--- TASK DETAILS ---
Narrow the data below down to the lines containing "What".

+++ MATERIAL PROVIDED

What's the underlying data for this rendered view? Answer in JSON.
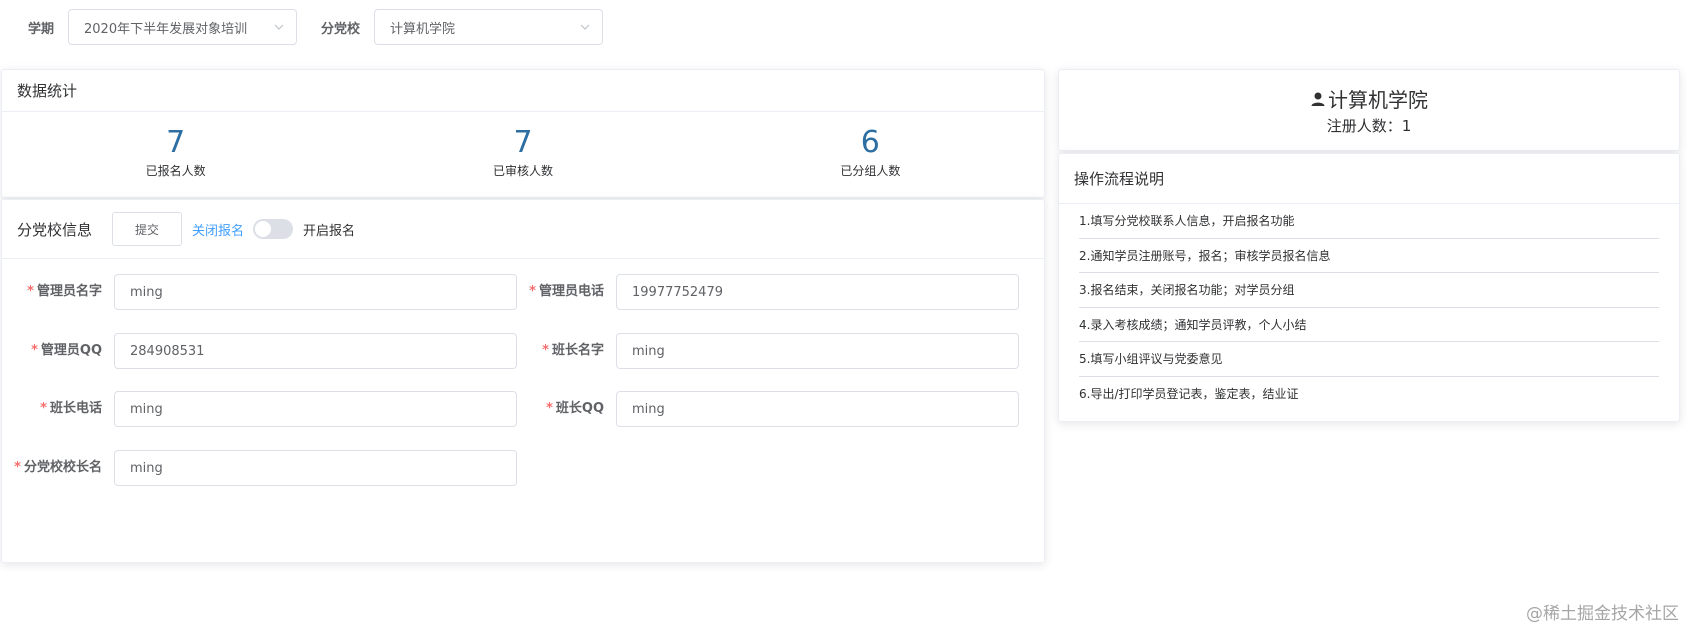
{
  "filters": {
    "term_label": "学期",
    "term_value": "2020年下半年发展对象培训",
    "branch_label": "分党校",
    "branch_value": "计算机学院"
  },
  "stats": {
    "title": "数据统计",
    "items": [
      {
        "value": "7",
        "label": "已报名人数"
      },
      {
        "value": "7",
        "label": "已审核人数"
      },
      {
        "value": "6",
        "label": "已分组人数"
      }
    ]
  },
  "branch_info": {
    "title": "分党校信息",
    "submit_label": "提交",
    "close_label": "关闭报名",
    "open_label": "开启报名",
    "registration_open": false,
    "fields": [
      {
        "label": "管理员名字",
        "value": "ming"
      },
      {
        "label": "管理员电话",
        "value": "19977752479"
      },
      {
        "label": "管理员QQ",
        "value": "284908531"
      },
      {
        "label": "班长名字",
        "value": "ming"
      },
      {
        "label": "班长电话",
        "value": "ming"
      },
      {
        "label": "班长QQ",
        "value": "ming"
      },
      {
        "label": "分党校校长名",
        "value": "ming"
      }
    ],
    "required_mark": "*"
  },
  "user": {
    "title": "计算机学院",
    "registered_text": "注册人数：1"
  },
  "flow": {
    "title": "操作流程说明",
    "items": [
      "1.填写分党校联系人信息，开启报名功能",
      "2.通知学员注册账号，报名；审核学员报名信息",
      "3.报名结束，关闭报名功能；对学员分组",
      "4.录入考核成绩；通知学员评教，个人小结",
      "5.填写小组评议与党委意见",
      "6.导出/打印学员登记表，鉴定表，结业证"
    ]
  },
  "watermark": "@稀土掘金技术社区",
  "colors": {
    "accent_blue": "#409eff",
    "stat_number": "#2d6fa3",
    "required_red": "#f56c6c"
  }
}
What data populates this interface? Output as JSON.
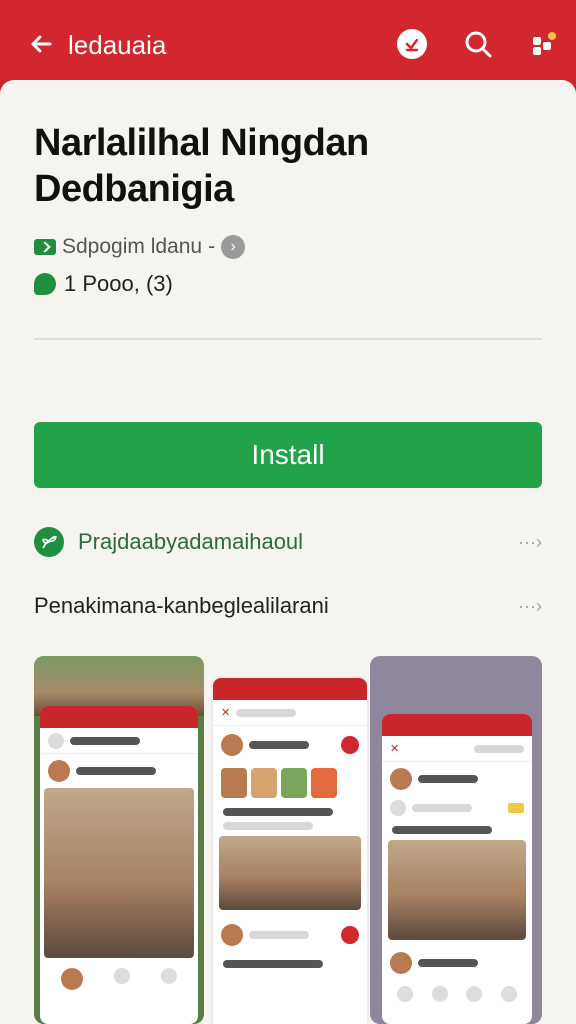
{
  "header": {
    "title": "ledauaia",
    "icons": {
      "back": "arrow-left-icon",
      "badge": "download-badge-icon",
      "search": "search-icon",
      "more": "grid-dots-icon"
    }
  },
  "app": {
    "title_line1": "Narlalilhal Ningdan",
    "title_line2": "Dedbanigia",
    "developer": "Sdpogim ldanu",
    "dash": "-",
    "downloads": "1 Pooo, (3)"
  },
  "install_label": "Install",
  "rows": {
    "first": "Prajdaabyadamaihaoul",
    "second": "Penakimana-kanbeglealilarani",
    "more": "···"
  },
  "colors": {
    "brand_red": "#d2272e",
    "install_green": "#22a34a",
    "sheet_bg": "#f6f4ef"
  }
}
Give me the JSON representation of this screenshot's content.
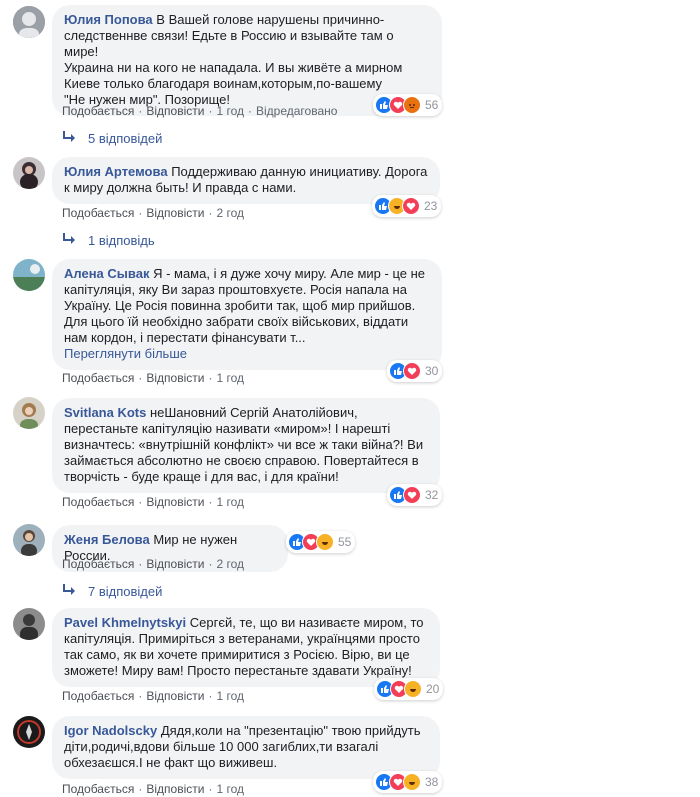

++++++

--- ANSWER SPACE ---
What's the underlying data for this rendered view? Answer in JSON.
What data populates this interface? Output as JSON.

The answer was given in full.